  46. ^ Devores, Courtney (December 27, 2011). "Rumormill by The Catch Fire: Best of 2011, The Charlotte Observer". Retrieved January 17, 2012. 
  47. ^ "Best Albums of 2011 by Niner Online". December 6, 2011. Retrieved January 17, 2012. 
  48. ^ Jon Lindsay at Joe's Pub NYC
  49. ^ All Them Houses Premiere at Indy Weekly
  50. ^ Lifer premiere and feature story at Paste Magazine
  51. ^ Paste debuts Cities & Schools album trailer and 3rd single "[ When They Broke The World]"
  52. ^ Happy Old Pictures EP Announcement via Creative Loafing
  53. ^ NCMLA Indy Week Feature Story
  54. ^ NCMLA News and Observer Feature Story
  55. ^ NCMLA Television Feature on ABC
  56. ^ Herald Sun Feature Story
  57. ^ Rolling Stone on Bloodshot Records Compilation
  58. ^ Democracy Now Feature: HKonJ Moral March
  59. ^ Jon Lindsay Charlotte Observer feature, 2015
  60. ^ High Life Campaign
  61. ^ Jon Lindsay/Lea Michele NYLONG TV
  62. ^ "Sheetz Commercial on Youtube". Youtube.
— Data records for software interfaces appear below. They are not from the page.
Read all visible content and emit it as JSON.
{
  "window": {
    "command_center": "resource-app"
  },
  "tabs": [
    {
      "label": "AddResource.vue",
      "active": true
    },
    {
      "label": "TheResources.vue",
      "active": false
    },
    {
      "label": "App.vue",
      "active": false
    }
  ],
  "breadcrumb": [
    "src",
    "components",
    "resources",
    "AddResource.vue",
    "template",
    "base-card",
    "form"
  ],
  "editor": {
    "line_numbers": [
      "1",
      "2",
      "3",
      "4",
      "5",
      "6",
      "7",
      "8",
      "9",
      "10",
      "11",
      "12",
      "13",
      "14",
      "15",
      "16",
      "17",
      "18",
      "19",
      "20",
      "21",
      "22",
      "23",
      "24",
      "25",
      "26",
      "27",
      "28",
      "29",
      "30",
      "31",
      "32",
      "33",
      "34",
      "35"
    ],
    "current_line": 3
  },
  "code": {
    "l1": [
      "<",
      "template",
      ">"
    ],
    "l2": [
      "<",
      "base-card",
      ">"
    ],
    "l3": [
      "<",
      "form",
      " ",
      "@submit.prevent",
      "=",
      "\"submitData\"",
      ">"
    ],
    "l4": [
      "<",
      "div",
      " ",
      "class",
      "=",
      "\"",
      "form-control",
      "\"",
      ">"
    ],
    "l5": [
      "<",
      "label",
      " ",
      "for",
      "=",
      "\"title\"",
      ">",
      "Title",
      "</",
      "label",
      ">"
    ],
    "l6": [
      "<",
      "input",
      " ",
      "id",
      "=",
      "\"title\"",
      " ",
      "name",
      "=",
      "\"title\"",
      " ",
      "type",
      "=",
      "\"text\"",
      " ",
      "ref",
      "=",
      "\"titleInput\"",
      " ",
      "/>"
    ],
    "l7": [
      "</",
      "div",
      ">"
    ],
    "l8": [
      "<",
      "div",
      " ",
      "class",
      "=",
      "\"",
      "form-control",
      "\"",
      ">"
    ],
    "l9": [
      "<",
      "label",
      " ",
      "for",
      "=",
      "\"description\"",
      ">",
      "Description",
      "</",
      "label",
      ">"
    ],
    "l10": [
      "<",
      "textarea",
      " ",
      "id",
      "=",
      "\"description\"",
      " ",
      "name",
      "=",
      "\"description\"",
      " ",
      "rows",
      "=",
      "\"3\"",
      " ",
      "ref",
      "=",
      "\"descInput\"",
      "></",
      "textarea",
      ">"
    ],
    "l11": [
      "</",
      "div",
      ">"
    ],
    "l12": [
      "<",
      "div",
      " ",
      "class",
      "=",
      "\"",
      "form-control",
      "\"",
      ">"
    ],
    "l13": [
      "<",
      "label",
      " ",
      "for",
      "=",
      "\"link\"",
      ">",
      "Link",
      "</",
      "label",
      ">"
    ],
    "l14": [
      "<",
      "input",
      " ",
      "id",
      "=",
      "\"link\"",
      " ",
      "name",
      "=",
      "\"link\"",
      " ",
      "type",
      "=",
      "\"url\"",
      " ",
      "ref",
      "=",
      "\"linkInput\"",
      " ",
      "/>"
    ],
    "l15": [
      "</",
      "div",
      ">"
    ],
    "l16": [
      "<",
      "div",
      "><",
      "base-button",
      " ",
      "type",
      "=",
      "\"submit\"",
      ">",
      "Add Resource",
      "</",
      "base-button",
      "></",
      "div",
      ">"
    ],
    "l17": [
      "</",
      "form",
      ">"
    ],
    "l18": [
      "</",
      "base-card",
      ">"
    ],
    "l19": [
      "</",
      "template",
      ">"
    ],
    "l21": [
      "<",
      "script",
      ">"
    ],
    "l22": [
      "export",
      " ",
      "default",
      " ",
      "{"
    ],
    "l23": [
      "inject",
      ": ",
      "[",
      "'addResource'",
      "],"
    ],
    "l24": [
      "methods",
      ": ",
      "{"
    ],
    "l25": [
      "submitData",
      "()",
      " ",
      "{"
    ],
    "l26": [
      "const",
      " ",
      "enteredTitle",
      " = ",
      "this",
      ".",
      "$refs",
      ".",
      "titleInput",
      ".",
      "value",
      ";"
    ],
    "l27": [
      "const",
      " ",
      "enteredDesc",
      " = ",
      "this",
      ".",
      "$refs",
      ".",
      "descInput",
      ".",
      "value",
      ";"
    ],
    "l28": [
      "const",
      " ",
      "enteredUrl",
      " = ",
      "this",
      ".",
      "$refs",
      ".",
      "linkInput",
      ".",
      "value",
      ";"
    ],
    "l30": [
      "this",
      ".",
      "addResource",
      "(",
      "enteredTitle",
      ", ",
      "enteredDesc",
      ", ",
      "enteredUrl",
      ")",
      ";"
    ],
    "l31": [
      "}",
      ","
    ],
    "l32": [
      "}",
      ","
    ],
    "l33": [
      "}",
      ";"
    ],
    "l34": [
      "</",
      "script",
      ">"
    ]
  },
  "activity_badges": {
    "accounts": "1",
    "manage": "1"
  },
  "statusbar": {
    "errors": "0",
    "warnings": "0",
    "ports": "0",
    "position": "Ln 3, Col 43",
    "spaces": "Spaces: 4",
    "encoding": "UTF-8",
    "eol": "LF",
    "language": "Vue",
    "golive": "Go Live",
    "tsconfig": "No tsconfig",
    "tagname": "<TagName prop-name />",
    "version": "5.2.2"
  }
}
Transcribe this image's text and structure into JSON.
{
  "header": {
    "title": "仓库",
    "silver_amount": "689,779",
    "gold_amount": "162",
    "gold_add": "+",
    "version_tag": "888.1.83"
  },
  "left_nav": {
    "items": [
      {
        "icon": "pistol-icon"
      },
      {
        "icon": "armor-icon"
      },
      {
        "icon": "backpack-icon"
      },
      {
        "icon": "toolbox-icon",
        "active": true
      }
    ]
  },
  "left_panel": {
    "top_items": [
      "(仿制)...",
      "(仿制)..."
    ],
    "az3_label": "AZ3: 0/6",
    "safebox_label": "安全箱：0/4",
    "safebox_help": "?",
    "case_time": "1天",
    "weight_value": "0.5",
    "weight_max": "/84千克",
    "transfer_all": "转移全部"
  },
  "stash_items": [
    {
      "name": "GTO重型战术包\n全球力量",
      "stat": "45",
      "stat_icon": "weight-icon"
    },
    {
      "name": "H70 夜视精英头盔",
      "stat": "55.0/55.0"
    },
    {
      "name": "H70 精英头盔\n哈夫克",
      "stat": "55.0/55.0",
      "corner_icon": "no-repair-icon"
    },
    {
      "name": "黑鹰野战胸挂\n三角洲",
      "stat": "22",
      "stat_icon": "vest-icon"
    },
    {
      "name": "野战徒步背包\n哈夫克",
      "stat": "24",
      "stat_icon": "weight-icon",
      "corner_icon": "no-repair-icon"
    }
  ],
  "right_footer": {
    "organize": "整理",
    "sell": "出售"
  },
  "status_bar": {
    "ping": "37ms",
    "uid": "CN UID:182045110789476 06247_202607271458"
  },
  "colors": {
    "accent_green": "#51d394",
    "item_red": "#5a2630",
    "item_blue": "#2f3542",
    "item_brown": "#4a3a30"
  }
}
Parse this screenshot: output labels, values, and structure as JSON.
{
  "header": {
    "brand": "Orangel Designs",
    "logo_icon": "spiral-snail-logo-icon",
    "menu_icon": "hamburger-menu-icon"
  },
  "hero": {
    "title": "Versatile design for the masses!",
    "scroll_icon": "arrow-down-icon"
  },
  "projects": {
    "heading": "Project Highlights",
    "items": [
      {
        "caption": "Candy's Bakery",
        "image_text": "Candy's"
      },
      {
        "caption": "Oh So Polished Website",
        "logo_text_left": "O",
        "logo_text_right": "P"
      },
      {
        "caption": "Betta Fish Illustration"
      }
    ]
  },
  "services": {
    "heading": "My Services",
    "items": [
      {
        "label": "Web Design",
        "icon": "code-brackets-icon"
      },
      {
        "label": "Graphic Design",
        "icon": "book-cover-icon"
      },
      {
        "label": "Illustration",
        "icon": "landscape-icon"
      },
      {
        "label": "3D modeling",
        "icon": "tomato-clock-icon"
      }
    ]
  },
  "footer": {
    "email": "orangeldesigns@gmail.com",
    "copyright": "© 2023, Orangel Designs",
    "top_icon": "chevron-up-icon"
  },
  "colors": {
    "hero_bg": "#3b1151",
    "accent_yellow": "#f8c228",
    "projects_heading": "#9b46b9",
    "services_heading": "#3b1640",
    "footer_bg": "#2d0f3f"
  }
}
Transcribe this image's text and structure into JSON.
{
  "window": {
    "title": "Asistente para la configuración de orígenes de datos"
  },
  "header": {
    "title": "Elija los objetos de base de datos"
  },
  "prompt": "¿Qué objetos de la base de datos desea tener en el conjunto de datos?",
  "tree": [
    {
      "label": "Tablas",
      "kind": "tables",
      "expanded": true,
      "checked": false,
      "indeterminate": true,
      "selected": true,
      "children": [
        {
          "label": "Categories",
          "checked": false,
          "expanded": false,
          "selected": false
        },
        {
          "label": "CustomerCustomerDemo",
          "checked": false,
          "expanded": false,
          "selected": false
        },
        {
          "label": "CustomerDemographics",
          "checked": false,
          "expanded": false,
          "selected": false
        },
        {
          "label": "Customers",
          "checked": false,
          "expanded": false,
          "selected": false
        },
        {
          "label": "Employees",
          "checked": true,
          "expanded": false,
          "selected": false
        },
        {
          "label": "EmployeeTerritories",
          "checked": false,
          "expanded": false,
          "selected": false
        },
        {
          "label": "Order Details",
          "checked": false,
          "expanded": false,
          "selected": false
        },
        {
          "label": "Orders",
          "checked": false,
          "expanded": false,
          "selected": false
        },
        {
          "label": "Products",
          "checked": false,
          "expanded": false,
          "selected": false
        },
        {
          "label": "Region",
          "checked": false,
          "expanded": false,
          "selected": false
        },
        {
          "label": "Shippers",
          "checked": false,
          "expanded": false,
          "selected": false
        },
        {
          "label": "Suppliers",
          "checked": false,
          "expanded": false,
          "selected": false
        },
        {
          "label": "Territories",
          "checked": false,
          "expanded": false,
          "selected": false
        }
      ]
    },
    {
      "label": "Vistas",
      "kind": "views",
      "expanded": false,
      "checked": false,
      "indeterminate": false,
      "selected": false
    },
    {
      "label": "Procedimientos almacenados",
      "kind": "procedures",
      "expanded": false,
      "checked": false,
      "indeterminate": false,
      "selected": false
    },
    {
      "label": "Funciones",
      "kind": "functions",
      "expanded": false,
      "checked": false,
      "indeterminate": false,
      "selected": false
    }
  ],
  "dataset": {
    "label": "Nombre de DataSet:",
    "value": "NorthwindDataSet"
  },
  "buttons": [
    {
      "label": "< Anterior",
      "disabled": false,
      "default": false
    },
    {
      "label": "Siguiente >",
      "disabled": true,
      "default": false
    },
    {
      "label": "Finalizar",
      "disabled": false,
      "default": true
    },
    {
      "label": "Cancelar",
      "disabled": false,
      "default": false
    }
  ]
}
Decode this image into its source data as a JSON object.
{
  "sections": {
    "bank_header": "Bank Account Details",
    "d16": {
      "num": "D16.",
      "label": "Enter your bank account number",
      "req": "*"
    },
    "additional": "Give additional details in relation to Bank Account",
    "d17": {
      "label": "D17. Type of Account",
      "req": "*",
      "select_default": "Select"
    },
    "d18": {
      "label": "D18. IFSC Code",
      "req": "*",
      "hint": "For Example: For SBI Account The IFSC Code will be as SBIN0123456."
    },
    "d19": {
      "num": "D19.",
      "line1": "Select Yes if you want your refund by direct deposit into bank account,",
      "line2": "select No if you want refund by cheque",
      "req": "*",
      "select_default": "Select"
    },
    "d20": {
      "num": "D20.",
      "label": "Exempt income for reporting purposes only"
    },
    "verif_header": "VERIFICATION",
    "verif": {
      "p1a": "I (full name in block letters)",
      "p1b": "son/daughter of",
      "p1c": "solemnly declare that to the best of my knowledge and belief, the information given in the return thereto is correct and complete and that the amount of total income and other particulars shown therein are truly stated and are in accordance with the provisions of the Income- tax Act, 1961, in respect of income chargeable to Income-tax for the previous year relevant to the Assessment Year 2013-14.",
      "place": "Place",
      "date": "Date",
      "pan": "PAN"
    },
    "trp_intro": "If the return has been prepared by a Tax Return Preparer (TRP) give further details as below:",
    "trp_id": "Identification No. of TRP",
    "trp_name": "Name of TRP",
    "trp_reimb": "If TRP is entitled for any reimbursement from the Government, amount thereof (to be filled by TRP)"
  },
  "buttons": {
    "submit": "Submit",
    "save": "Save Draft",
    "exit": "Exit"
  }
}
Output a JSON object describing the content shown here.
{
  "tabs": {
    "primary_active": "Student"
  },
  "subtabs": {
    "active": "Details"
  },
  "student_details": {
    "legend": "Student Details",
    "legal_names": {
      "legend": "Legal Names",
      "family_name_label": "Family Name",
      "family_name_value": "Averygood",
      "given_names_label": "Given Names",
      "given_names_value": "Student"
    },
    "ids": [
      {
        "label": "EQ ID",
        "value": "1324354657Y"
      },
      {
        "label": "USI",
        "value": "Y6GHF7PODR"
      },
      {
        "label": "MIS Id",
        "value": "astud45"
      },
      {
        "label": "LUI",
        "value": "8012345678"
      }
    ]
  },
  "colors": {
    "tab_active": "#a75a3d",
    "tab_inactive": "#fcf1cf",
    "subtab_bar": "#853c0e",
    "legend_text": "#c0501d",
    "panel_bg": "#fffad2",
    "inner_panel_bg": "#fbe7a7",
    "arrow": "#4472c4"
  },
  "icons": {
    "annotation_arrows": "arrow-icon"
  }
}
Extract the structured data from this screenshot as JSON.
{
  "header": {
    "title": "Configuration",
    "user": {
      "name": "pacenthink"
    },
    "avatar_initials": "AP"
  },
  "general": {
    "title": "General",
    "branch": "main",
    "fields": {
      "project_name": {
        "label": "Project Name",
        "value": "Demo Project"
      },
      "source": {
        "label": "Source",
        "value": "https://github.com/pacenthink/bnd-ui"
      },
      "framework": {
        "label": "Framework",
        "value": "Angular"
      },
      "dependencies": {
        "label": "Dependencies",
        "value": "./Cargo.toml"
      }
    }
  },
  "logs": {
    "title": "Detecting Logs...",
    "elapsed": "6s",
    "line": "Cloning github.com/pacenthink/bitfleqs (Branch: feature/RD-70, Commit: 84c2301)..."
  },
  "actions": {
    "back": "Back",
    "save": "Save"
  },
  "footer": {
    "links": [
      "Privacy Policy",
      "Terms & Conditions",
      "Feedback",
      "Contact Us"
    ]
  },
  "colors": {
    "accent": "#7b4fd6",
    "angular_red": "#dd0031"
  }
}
Retrieved January 17, 2012. 
  63. ^ "Cree Lures Beautiful People". Adrants. Retrieved January 17, 2012. 
  64. ^ Schreiber, Barbara (February 18, 2004). "Creative Loafing Theatre Awards, Best of Charlotte Nominations 2004". Retrieved January 17, 2012. 
  65. ^ Hahne, Jeff. "Creative Loafing: Best of Charlotte 2010". Retrieved January 17, 2012. 
  66. ^ "Blog Critics Top 10 Songs of 2010". Retrieved January 17, 2012. 
  67. ^ in Blogs, Power Pop PlusComments (1) (February 9, 2011). "Goldmine Magazine's Top 20 CD's of 2010". Retrieved January 17, 2012. 
  68. ^ Schreiber, Barbara (May 10, 2011). "2011 Charlotte Theatre Award Nominations". Retrieved January 17, 2012. 
  69. ^ Hahne, Jeff (October 28, 2008). "Raised By Wolves Album Preview". Retrieved January 17, 2012. 
  70. ^ "Shuffle Magazine: Stephen Warwick Story". April 14, 2010. Retrieved January 17, 2012. 
  71. ^ Griffith, Spencer. "Jon Lindsay Indy Weekly Review". Retrieved January 17, 2012. 
  72. ^ "Hide A Light by Old Milwaukee". September 21, 2011. Retrieved January 17, 2012. 

External links[edit]